- Task instructions -
Below are records; say how many of their lines include the word "JSON", giving nothing but the number.

- Provided records -
|---|
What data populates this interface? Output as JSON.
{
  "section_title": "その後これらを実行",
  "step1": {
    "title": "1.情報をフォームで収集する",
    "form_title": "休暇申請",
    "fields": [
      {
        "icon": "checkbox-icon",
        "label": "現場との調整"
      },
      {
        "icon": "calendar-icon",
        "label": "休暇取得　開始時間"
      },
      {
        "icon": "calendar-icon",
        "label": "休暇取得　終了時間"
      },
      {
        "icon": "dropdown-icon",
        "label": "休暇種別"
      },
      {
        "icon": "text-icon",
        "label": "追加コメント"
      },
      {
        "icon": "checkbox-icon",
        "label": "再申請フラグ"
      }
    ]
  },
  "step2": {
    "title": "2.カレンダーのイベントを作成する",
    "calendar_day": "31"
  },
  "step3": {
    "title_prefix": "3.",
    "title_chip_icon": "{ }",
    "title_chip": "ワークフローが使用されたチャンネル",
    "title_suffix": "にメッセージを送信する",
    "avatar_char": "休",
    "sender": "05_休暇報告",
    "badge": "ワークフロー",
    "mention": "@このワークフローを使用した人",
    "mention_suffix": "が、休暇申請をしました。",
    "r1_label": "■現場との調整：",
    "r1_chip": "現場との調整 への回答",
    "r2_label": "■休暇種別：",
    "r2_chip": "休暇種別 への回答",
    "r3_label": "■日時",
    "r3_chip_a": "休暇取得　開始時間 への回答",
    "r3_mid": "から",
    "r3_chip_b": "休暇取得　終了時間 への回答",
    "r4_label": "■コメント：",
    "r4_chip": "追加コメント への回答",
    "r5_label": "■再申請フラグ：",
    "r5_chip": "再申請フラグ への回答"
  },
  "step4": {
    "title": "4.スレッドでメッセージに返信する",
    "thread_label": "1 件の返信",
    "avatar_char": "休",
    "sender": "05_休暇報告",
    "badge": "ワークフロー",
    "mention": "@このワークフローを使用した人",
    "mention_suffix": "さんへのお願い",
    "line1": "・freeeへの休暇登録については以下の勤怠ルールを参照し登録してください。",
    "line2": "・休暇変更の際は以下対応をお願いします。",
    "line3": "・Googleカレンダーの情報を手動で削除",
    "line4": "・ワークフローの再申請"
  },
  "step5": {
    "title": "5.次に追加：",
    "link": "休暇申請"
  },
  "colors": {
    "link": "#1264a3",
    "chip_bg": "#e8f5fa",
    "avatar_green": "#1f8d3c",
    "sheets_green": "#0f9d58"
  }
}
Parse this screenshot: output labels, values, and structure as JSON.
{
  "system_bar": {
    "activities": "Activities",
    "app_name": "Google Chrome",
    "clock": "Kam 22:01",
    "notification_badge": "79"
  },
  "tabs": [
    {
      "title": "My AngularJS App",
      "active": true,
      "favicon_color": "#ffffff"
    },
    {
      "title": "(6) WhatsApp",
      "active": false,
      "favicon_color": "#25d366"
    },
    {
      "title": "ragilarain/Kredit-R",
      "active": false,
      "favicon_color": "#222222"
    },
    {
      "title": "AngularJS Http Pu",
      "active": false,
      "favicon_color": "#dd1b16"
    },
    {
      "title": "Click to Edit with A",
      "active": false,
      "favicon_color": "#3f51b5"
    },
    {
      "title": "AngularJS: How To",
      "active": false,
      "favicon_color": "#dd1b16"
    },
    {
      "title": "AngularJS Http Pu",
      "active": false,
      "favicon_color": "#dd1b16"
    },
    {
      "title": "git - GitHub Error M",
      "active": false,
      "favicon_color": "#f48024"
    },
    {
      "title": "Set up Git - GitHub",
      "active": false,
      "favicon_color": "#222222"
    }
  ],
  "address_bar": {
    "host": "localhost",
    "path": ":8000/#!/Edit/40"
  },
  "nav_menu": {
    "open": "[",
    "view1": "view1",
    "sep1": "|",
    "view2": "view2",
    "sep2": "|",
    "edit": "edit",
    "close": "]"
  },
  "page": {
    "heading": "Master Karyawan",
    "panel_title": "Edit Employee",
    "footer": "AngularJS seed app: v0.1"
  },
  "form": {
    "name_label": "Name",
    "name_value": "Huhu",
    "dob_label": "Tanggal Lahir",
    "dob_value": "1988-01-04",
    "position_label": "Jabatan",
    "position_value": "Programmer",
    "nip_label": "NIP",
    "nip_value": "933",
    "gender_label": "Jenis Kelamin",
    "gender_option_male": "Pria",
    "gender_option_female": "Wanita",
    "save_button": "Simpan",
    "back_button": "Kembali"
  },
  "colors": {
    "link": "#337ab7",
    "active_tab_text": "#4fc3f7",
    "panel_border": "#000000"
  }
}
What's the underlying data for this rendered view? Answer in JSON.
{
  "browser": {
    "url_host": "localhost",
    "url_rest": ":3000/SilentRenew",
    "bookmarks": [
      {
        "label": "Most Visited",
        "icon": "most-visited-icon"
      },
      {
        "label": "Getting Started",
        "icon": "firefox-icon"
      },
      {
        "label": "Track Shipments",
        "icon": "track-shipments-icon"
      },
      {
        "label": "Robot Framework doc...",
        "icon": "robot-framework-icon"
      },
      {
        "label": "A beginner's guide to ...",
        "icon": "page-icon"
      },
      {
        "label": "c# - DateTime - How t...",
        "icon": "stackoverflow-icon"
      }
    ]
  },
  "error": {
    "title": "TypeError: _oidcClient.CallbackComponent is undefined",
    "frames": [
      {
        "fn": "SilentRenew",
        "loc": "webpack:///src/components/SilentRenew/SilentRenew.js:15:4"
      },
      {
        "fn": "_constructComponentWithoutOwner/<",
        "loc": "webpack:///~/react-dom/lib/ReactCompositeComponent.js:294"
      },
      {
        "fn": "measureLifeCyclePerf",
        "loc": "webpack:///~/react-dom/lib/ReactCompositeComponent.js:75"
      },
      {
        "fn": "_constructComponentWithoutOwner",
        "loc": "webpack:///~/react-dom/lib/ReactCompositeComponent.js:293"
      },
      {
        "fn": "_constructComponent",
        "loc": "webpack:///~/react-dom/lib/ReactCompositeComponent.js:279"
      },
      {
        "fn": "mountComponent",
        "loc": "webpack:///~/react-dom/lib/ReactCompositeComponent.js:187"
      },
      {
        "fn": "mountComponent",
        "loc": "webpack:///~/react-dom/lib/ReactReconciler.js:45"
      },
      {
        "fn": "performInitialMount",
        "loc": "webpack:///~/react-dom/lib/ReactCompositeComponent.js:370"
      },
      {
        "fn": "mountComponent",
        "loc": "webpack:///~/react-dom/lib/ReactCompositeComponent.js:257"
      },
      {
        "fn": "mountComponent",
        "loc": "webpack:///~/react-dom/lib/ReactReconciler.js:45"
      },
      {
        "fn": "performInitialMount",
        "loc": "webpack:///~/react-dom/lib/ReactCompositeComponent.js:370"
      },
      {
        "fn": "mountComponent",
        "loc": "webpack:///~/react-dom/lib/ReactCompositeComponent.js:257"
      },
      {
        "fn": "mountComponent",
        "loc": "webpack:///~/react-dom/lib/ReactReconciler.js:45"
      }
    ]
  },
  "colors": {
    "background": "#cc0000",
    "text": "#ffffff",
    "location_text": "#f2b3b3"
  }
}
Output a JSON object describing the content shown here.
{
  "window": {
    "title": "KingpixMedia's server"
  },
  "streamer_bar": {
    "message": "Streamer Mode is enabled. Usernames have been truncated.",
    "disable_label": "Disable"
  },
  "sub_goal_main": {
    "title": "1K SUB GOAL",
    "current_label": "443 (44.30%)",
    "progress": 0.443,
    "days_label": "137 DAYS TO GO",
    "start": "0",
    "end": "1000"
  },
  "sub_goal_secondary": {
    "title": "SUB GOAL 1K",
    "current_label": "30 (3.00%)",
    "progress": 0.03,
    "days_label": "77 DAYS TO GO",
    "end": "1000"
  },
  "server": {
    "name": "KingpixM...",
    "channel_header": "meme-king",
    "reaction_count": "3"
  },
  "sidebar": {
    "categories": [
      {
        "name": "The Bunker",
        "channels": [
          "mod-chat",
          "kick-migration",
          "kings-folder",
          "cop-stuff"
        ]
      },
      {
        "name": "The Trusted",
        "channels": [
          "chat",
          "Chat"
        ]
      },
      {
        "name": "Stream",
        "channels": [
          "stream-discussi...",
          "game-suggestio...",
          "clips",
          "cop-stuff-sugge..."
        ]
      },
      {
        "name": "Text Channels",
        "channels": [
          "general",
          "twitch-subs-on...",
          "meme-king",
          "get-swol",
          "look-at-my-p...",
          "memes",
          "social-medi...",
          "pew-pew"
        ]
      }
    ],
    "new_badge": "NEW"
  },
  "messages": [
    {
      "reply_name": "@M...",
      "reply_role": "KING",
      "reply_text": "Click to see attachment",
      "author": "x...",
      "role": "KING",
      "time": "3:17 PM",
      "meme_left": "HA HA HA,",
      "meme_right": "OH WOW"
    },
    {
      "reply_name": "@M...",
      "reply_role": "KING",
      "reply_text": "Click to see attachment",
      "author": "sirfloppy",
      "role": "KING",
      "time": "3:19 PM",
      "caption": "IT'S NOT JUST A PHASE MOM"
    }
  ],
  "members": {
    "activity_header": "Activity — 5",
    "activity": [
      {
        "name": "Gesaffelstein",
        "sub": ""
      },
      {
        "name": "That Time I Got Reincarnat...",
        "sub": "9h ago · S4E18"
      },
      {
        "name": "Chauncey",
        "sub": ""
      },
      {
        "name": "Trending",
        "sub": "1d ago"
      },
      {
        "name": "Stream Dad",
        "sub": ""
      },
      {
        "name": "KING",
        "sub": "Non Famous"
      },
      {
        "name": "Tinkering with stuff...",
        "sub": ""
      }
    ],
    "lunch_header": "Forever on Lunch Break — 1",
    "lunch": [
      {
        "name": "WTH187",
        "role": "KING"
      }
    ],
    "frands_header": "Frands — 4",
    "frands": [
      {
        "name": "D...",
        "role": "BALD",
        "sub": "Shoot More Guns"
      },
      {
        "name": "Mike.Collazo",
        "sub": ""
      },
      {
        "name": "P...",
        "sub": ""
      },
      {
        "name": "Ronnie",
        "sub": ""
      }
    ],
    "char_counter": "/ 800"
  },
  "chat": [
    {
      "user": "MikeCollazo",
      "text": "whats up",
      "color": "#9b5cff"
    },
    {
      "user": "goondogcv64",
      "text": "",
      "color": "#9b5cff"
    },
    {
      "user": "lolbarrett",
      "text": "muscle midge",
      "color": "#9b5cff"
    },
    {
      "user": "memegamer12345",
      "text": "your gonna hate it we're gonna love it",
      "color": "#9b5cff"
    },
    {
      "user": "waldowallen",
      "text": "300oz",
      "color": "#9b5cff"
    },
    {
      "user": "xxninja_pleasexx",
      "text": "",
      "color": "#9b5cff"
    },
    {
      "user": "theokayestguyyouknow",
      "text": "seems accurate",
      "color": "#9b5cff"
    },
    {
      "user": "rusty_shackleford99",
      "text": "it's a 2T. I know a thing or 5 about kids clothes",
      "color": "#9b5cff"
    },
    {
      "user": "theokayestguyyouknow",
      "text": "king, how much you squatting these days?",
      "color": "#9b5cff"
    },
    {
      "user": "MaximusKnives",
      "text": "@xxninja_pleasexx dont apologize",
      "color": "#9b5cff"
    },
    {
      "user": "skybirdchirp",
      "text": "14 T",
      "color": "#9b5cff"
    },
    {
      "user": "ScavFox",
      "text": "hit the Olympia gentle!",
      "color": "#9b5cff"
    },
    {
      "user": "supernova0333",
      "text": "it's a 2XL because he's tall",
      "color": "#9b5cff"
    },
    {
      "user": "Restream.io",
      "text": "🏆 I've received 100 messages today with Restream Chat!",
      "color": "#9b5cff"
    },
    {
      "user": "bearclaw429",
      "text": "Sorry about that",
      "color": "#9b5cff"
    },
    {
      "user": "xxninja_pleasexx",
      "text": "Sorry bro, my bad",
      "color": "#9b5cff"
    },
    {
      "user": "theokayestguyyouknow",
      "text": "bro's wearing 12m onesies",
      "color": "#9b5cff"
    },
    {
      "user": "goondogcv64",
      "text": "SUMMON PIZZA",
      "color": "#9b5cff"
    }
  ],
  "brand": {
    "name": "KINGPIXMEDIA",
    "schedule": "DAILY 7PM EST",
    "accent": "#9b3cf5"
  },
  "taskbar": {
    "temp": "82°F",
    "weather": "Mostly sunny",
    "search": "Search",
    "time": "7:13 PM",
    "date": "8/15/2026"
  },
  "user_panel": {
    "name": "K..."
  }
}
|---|
- Result for this task -
4